Back in January I decided to set 10 food related goals for 2013, mostly to hold myself accountable for trying new recipes rather than just wasting time looking at food on Pinterest. (Update: I’ve made my own bread-it turned out okay-and tried the Strawberry Banana Breakfast bake which was good but not sure it’ll become a staple.)
I really love to cook and bake, but I’m a bit impatient and tend to cut corners. I tend to say things like, “That looks like a teaspoon of salt, right?” or “It says to refrigerate first for 30 minutes, but 10 will do, right?”
If I don’t have an ingredient a recipe calls for, I usually don’t stress. Sometimes my substitutions work out in my favor, and sometimes they’re a complete and total disaster. I’m still learning when to follow a recipe and when to let my creative/lazy tendencies take over.
In addition to being creative/lazy about following recipes, I also don’t do the best job recognizing how certain ingredients, heat, and cooking time can make (or break) certain dishes. For example, I make fish all the time and sometimes it turns out fantastic and sometimes it’s overcooked or tasteless. In an attempt to try lots of different recipes I’ve failed to perfect a few “go-to” dishes that always turn out right, and I’ve failed to acknowledge that little steps make a big difference.
I just finished reading Shauna Niequist’s new book, Bread & Wine: A Love Letter to Life Around the Table with Recipes. (While I have plenty to say about the book, including another blog post in a few weeks, the main takeaway is: pre-order this book! It’s available on Amazon in early April and you’re going to love it. My mother-in-law, a great cook, devoured the book when she was visiting us earlier this month so if my opinion doesn’t convince you, at least take hers.)
In the chapter titled The Chopping Block, Shauna talks about some of the tips she learned during a weeklong culinary bootcamp. Her favorite chef urged the group to be less timid. “He told us that the difference between restaurant cooking and home cooking- and often, too, the difference between great flavor and tasteless food-is two things: more heat and more seasoning.”
The night I read her chapter I cooked basic chicken thighs on high heat with more sea salt than normal. You know what? They were some of the better chicken thighs I’ve ever cooked. I know so because Jonathan actually complimented me and went for seconds. (Usually he isn’t the biggest fan of my too-dry chicken.)
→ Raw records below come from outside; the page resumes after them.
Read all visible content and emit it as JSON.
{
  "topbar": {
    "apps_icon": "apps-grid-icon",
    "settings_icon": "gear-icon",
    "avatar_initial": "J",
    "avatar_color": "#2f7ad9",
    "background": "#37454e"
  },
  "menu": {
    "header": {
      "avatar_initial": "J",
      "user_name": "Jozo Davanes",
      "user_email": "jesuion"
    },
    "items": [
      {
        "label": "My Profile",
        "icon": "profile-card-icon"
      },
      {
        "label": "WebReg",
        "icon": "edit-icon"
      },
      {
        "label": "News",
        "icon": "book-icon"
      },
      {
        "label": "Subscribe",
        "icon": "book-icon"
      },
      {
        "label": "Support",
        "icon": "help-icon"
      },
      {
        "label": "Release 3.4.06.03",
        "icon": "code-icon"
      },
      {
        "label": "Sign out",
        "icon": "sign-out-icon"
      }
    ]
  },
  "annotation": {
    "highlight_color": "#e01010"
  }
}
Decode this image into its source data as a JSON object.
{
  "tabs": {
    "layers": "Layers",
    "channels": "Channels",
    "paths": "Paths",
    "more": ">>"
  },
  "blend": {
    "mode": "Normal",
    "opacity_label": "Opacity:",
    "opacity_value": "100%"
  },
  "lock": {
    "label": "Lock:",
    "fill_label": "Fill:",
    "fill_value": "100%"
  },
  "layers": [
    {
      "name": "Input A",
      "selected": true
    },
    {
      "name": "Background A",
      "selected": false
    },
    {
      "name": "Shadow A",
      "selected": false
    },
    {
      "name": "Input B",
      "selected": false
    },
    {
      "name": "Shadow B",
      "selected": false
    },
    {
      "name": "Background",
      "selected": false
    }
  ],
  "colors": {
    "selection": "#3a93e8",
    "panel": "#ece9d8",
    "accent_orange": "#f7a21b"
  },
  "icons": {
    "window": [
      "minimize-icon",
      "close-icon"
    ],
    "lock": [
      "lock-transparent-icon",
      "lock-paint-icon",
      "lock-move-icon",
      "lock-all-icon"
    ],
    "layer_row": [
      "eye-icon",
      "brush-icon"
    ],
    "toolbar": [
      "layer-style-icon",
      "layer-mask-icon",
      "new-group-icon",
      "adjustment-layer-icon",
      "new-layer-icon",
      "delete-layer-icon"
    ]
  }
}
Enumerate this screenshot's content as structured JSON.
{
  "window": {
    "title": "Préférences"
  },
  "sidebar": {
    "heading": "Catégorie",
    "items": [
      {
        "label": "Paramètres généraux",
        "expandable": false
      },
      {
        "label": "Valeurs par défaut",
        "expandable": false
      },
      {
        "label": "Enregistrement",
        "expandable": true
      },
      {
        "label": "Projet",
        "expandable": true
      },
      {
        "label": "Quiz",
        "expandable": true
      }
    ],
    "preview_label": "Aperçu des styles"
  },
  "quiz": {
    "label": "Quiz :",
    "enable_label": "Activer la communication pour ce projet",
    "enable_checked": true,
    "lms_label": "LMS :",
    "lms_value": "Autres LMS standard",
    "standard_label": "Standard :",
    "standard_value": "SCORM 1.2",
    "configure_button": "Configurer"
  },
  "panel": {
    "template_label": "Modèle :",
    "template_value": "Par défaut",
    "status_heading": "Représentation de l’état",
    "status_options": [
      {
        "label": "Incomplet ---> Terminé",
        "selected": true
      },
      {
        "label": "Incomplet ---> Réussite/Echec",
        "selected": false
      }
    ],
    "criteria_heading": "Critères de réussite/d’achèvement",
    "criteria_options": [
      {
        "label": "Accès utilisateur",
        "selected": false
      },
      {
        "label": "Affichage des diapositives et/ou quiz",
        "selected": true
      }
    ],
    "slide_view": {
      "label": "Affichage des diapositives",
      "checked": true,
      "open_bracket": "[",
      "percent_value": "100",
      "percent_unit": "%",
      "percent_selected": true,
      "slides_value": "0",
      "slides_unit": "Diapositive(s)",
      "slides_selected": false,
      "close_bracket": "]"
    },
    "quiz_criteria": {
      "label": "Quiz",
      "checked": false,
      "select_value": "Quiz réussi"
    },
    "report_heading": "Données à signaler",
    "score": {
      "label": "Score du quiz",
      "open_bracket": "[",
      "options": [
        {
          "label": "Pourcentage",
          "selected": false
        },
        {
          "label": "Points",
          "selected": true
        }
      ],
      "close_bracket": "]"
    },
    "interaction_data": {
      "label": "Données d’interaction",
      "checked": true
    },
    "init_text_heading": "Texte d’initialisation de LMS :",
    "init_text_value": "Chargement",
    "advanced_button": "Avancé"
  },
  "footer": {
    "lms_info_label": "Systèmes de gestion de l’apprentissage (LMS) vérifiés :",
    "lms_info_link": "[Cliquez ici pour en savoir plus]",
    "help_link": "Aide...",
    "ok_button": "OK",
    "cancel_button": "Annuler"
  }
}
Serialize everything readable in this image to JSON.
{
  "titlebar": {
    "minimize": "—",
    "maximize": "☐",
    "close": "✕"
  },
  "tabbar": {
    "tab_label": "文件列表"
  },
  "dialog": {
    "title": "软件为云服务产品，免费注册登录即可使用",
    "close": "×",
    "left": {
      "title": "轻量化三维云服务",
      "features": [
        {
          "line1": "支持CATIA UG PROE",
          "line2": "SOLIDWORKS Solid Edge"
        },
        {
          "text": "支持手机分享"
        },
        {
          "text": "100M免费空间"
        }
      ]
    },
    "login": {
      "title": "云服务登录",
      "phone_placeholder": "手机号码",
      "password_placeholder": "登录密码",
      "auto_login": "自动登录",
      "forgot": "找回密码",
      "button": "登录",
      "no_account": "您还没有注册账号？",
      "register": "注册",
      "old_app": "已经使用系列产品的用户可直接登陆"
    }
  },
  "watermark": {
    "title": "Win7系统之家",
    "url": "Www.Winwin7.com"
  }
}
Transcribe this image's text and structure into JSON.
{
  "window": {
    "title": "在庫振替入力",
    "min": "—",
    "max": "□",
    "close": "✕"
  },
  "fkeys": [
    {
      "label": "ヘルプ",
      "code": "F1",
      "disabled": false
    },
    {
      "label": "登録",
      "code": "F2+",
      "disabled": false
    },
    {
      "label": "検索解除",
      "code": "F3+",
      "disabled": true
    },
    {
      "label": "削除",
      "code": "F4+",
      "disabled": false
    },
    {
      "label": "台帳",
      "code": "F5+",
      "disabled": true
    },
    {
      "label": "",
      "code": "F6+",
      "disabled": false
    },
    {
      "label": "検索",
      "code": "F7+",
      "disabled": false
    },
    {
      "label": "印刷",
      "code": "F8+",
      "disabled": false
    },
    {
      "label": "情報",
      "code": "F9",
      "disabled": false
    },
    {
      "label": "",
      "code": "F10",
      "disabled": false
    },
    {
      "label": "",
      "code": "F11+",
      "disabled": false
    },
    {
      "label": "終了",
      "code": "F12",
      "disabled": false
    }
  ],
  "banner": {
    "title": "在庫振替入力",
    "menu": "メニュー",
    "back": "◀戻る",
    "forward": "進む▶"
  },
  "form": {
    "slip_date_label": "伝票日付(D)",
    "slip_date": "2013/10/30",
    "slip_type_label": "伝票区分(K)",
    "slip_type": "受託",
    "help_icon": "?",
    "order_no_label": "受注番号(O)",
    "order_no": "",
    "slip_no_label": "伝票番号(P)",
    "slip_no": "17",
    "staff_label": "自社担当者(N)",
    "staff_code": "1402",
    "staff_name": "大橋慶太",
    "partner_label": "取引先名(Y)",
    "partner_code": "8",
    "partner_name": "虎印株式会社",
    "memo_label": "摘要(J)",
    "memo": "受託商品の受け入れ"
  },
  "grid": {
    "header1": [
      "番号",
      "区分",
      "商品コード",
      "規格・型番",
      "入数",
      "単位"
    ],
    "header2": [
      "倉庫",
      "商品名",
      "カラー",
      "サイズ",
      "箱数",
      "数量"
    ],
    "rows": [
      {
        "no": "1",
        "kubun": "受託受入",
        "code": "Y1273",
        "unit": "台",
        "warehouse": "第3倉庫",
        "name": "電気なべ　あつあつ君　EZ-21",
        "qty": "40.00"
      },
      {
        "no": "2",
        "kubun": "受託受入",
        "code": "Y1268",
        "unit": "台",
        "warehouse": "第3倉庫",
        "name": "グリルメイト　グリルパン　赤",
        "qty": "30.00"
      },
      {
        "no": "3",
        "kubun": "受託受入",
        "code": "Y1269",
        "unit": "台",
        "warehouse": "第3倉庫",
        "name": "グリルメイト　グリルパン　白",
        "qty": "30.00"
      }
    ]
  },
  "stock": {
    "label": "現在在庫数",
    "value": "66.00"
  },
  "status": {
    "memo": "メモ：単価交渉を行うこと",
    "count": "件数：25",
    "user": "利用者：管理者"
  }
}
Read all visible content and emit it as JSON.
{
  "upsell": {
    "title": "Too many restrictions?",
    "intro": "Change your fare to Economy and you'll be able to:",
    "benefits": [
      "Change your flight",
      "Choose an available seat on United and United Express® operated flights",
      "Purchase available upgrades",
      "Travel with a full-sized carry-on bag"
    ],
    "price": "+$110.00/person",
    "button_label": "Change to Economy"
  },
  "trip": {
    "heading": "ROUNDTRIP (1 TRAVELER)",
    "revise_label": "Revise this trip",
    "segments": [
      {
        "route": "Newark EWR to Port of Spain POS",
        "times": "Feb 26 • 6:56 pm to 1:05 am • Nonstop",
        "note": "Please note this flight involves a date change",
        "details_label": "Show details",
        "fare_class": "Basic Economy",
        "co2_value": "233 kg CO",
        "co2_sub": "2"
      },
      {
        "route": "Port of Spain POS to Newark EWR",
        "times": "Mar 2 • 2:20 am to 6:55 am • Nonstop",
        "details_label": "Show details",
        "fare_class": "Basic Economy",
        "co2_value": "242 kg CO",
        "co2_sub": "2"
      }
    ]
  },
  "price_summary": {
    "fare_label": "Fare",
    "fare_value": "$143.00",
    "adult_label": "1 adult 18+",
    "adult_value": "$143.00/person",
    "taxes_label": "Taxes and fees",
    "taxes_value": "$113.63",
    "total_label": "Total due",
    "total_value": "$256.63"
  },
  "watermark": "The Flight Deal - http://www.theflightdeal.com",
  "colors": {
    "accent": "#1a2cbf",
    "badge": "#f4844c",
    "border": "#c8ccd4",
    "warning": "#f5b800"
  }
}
Another tip I learned from Shauna is when you’re making a recipe for the first time, follow the directions exactly. Taste, test, evaluate, then decide what you could do differently next time. The second time you make it, try a few changes or substitutions. Then, by the third time, try to do it without looking at the recipe! As I’ve been trying new recipes lately I’m really trying to force myself to follow.the.directions.no.ifs.ands.or.butts.
I’m curious, for the chefs out there, do you follow recipes exactly or do you make modifications?
If you’re not a cook, but you love food, I’d still recommend Shauna’s book. As she says, “It’s not strictly about food for me. It’s about what happens when we come together, slow down, open our homes, look into one another’s faces, listen to one another’s stories.”
Can’t wait to share a few more of Shauna’s stories and recipes in early April!